Throughout the series three primary motifs overlap and meld into and out of one another: grass, burial, and animal. I grew up and still live in an area that once was prairie and, until recently, knew almost nothing about it. After reading about the North American grasslands (see a swath of land beginning just east of the Mississippi river and extending to the Rocky Mountains), and its fragmented history, I began to see how the grasslands are a place of origins. Many European settlers from forested lands, however, saw the American grassland as a vast nothingness, a sea of land with only a lone bur oak occasionally breaking the horizon. The grassland’s history is one of beauty, violence and change, of displaced peoples and animals, and environmental degradation.
In the series I often juxtapose grassland images with human burial rituals, as in:
water clinging to bluestem
grass clinging to wind & sun
an “ache in the bone” a litany in negative
we stand at the river’s edge to watch
the fish swallow what’s left
of you this keno a bathing place
for the after & the rest also

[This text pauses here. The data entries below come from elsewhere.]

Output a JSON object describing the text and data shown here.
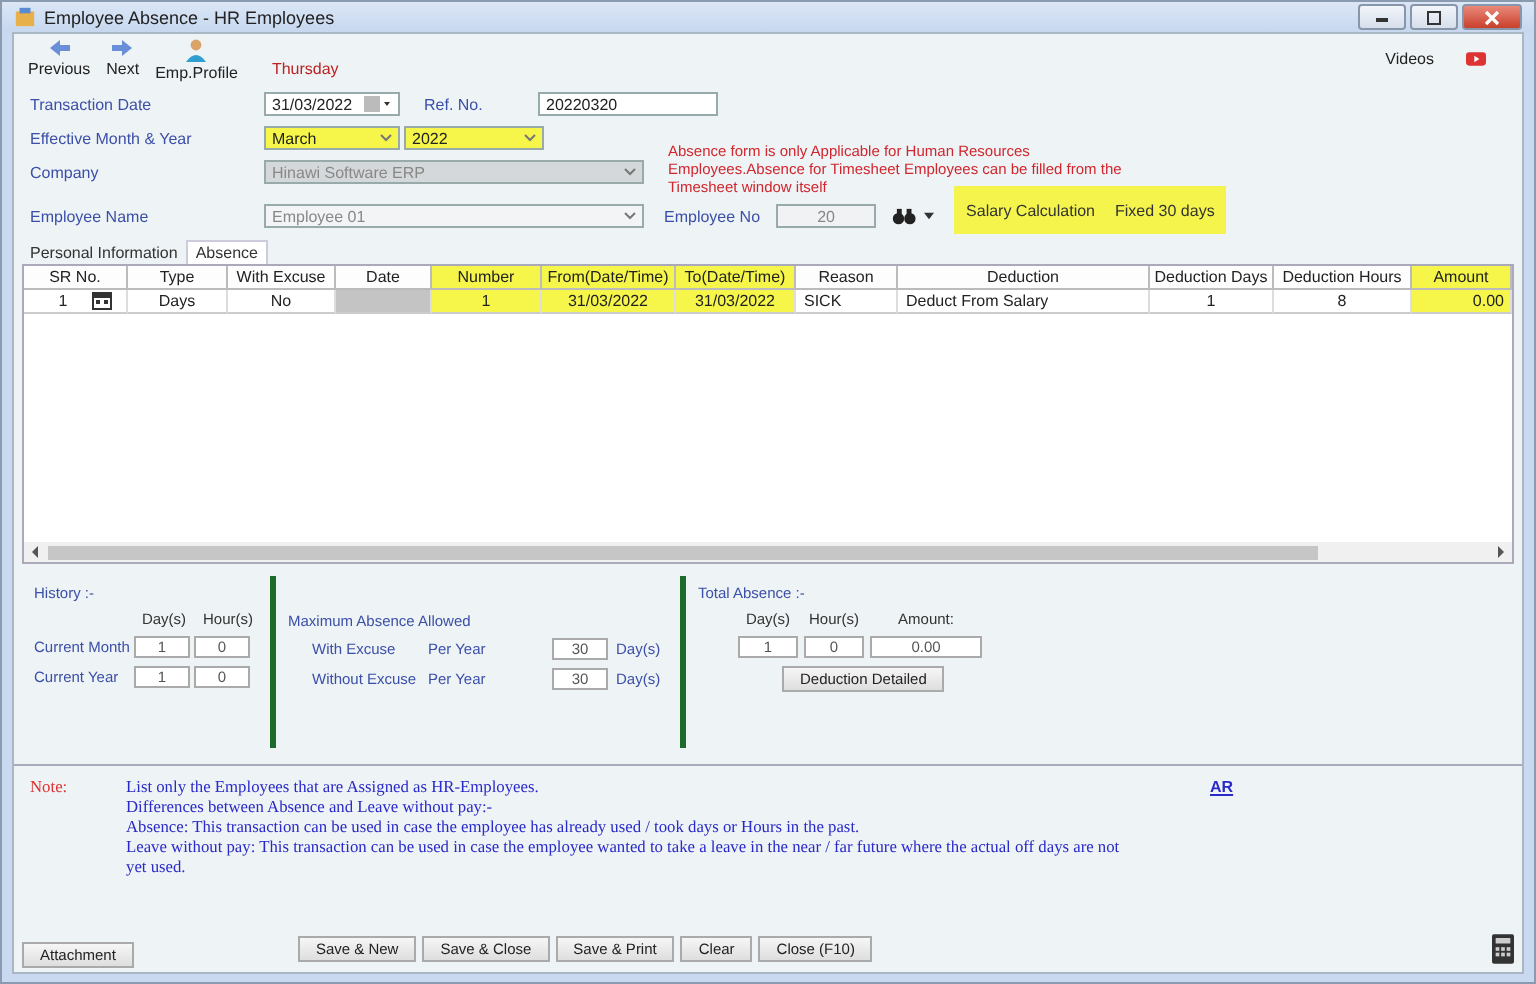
{
  "window": {
    "title": "Employee Absence - HR Employees"
  },
  "toolbar": [
    {
      "label": "Previous",
      "kind": "prev"
    },
    {
      "label": "Next",
      "kind": "next"
    },
    {
      "label": "Emp.Profile",
      "kind": "profile"
    }
  ],
  "day_label": "Thursday",
  "videos": {
    "label": "Videos"
  },
  "form": {
    "transaction_date_label": "Transaction Date",
    "transaction_date": "31/03/2022",
    "ref_label": "Ref. No.",
    "ref_no": "20220320",
    "month_label": "Effective Month & Year",
    "month": "March",
    "year": "2022",
    "company_label": "Company",
    "company": "Hinawi Software ERP",
    "employee_label": "Employee Name",
    "employee": "Employee 01",
    "employee_no_label": "Employee No",
    "employee_no": "20"
  },
  "notice": "Absence form is only Applicable for Human Resources Employees.Absence for Timesheet Employees can be filled from the Timesheet window itself",
  "salary": {
    "label": "Salary Calculation",
    "value": "Fixed 30 days"
  },
  "tabs": [
    {
      "label": "Personal Information",
      "selected": false
    },
    {
      "label": "Absence",
      "selected": true
    }
  ],
  "table": {
    "columns": [
      {
        "label": "SR No.",
        "highlighted": false
      },
      {
        "label": "Type",
        "highlighted": false
      },
      {
        "label": "With Excuse",
        "highlighted": false
      },
      {
        "label": "Date",
        "highlighted": false
      },
      {
        "label": "Number",
        "highlighted": true
      },
      {
        "label": "From(Date/Time)",
        "highlighted": true
      },
      {
        "label": "To(Date/Time)",
        "highlighted": true
      },
      {
        "label": "Reason",
        "highlighted": false
      },
      {
        "label": "Deduction",
        "highlighted": false
      },
      {
        "label": "Deduction Days",
        "highlighted": false
      },
      {
        "label": "Deduction Hours",
        "highlighted": false
      },
      {
        "label": "Amount",
        "highlighted": true
      }
    ],
    "rows": [
      {
        "cells": [
          "1",
          "Days",
          "No",
          null,
          "1",
          "31/03/2022",
          "31/03/2022",
          "SICK",
          "Deduct From Salary",
          "1",
          "8",
          "0.00"
        ]
      }
    ]
  },
  "history": {
    "title": "History :-",
    "headers": [
      "Day(s)",
      "Hour(s)"
    ],
    "rows": [
      {
        "label": "Current Month",
        "days": "1",
        "hours": "0"
      },
      {
        "label": "Current Year",
        "days": "1",
        "hours": "0"
      }
    ]
  },
  "maximum": {
    "title": "Maximum Absence Allowed",
    "rows": [
      {
        "label": "With Excuse",
        "period": "Per Year",
        "value": "30",
        "unit": "Day(s)"
      },
      {
        "label": "Without Excuse",
        "period": "Per Year",
        "value": "30",
        "unit": "Day(s)"
      }
    ]
  },
  "total": {
    "title": "Total Absence :-",
    "headers": [
      "Day(s)",
      "Hour(s)",
      "Amount:"
    ],
    "values": [
      "1",
      "0",
      "0.00"
    ],
    "button": "Deduction Detailed"
  },
  "note": {
    "label": "Note:",
    "lines": [
      "List only the Employees that are Assigned as HR-Employees.",
      "Differences between Absence and Leave without pay:-",
      "Absence: This transaction can be used in case the employee has already used / took days or Hours in the past.",
      "Leave without pay: This transaction can be used in case the employee wanted to take a leave in the near / far future where the actual off days are not yet used."
    ],
    "link": "AR"
  },
  "footer": {
    "attachment": "Attachment",
    "buttons": [
      "Save & New",
      "Save & Close",
      "Save & Print",
      "Clear",
      "Close (F10)"
    ]
  }
}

Burial practices coinciding with grass and animal images tie death to land. Historically, environmental conditions influenced methods of body disposal. At times in the series, a specific “you” is buried or mourned. This “you” surfaces now and again throughout the poems, making the sequence part-elegy. Lost landscape, lost practice, lost person.
Birds, wolves, and bison, animals both extant and extinct are scattered throughout the lines as sound, or track, or bone: “define the treeline we share / with the rest carrion cardinal compass-flower / bringing a way of being with / not against.” I try to illustrate how we share and do not share our world, a world increasingly crowded, degraded, and warming. Aside from the more serious concerns, I also love playing with the language of this landscape and the beautiful vocabulary that grew from it, “bath of sedges,” “wild plum or peach leaf willow,” “copse of false / Solomon’s seal.”

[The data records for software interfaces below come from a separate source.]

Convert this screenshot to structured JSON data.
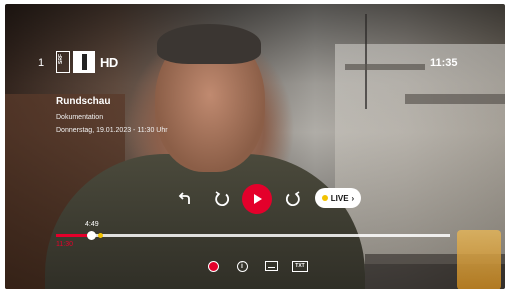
{
  "channel": {
    "number": "1",
    "logo_text": "SRF",
    "hd_label": "HD"
  },
  "clock": "11:35",
  "program": {
    "title": "Rundschau",
    "genre": "Dokumentation",
    "airdate": "Donnerstag, 19.01.2023 - 11:30 Uhr"
  },
  "controls": {
    "back_icon": "back-arrow-icon",
    "rewind_icon": "rewind-icon",
    "play_icon": "play-icon",
    "forward_icon": "forward-icon",
    "live_label": "LIVE"
  },
  "progress": {
    "current_time": "4:49",
    "start_time": "11:30",
    "played_fraction": 0.09,
    "live_marker_fraction": 0.112
  },
  "bottom_icons": {
    "record": "record-icon",
    "info": "info-icon",
    "subtitles": "subtitles-icon",
    "teletext_label": "TXT"
  },
  "colors": {
    "accent": "#e4002b",
    "live_dot": "#f2c200"
  }
}
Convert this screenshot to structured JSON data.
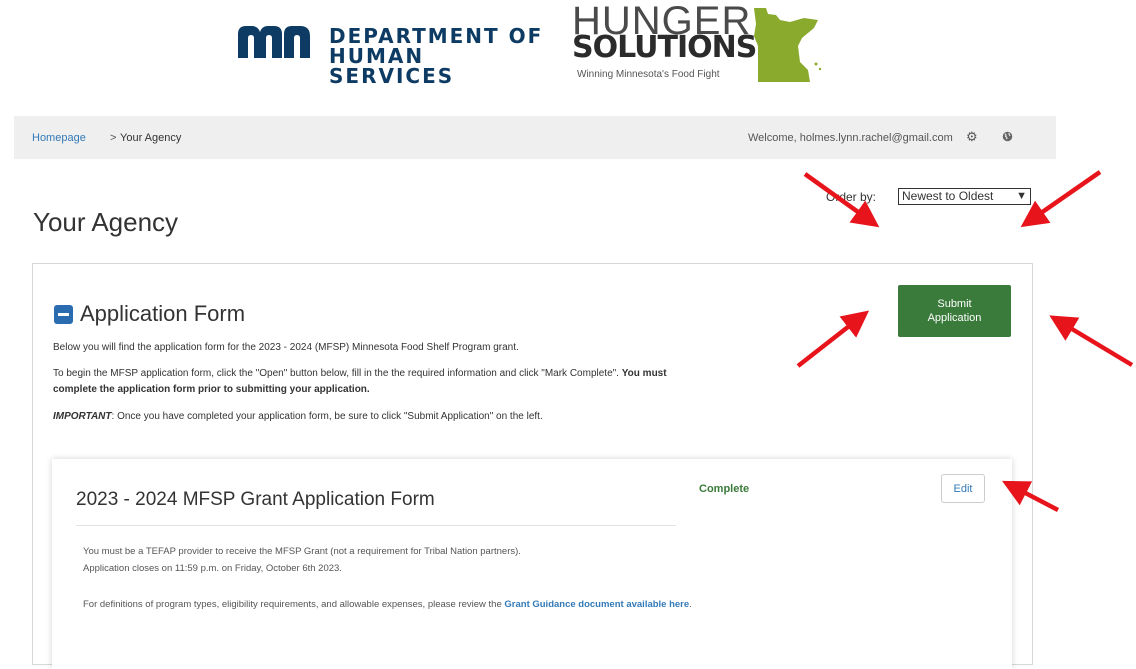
{
  "header": {
    "dhs_logo": {
      "line1": "DEPARTMENT OF",
      "line2": "HUMAN SERVICES"
    },
    "hunger_logo": {
      "line1": "HUNGER",
      "line2": "SOLUTIONS",
      "tagline": "Winning Minnesota's Food Fight"
    }
  },
  "nav": {
    "breadcrumb_home": "Homepage",
    "breadcrumb_sep": ">",
    "breadcrumb_current": "Your Agency",
    "welcome": "Welcome, holmes.lynn.rachel@gmail.com"
  },
  "page": {
    "title": "Your Agency",
    "order_label": "Order by:",
    "order_value": "Newest to Oldest"
  },
  "section": {
    "title": "Application Form",
    "intro": "Below you will find the application form for the 2023 - 2024 (MFSP) Minnesota Food Shelf Program grant.",
    "instr_part1": "To begin the MFSP application form, click the \"Open\" button below, fill in the the required information and click \"Mark Complete\". ",
    "instr_bold": "You must complete the application form prior to submitting your application.",
    "important_label": "IMPORTANT",
    "important_text": ": Once you have completed your application form, be sure to click \"Submit Application\" on the left.",
    "submit_line1": "Submit",
    "submit_line2": "Application"
  },
  "card": {
    "title": "2023 - 2024 MFSP Grant Application Form",
    "status": "Complete",
    "edit_label": "Edit",
    "para1_line1": "You must be a TEFAP provider to receive the MFSP Grant (not a requirement for Tribal Nation partners).",
    "para1_line2": "Application closes on 11:59 p.m. on Friday, October 6th 2023.",
    "para2_text": "For definitions of program types, eligibility requirements, and allowable expenses, please review the ",
    "para2_link": "Grant Guidance document available here",
    "para2_end": "."
  },
  "colors": {
    "accent_green": "#3a7a3a",
    "link_blue": "#337ab7",
    "annotation_red": "#e8141b"
  },
  "icons": [
    "mn-logo-icon",
    "minnesota-state-icon",
    "gear-icon",
    "globe-icon",
    "minus-collapse-icon",
    "chevron-down-icon",
    "red-arrow-icon"
  ]
}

Formally, I take Lorine Niedecker’s “condensary” to heart to tell this story of fragmentation in a fragmented, condensed form, with associative half-sentences and collaged half-stories. Moving through a text of broken narratives is different than reading a strictly narrative text; however, the same questions one would ask of any text are still relevant. Where and how do the images shift? What meaning is created by their juxtaposition? What is happening with sound and line? For instance, in the second section a sparrow in a minor place bumps up against a sewn sieve of redbud leaves, which is followed by the image of a noose and hoof-prints and a railroad. To me this is a stanza that explores marginalization. The field sparrow is declining due to a changing and fragmented habitat; i.e., the sparrow is only allowed a minor place. Railways are places where a number of prairie plants have been preserved but only in narrow strips. And death can be a form of marginalization, both for the dead and the bereaved.
Finally, a few of the voices and influences in the poems are Erik Seeman’s Death in the New World, Richard Manning’s Grassland, Emily Dickinson, Agnes Denes’ The Human Argument, and Joanna Newsom’s album Have One on Me.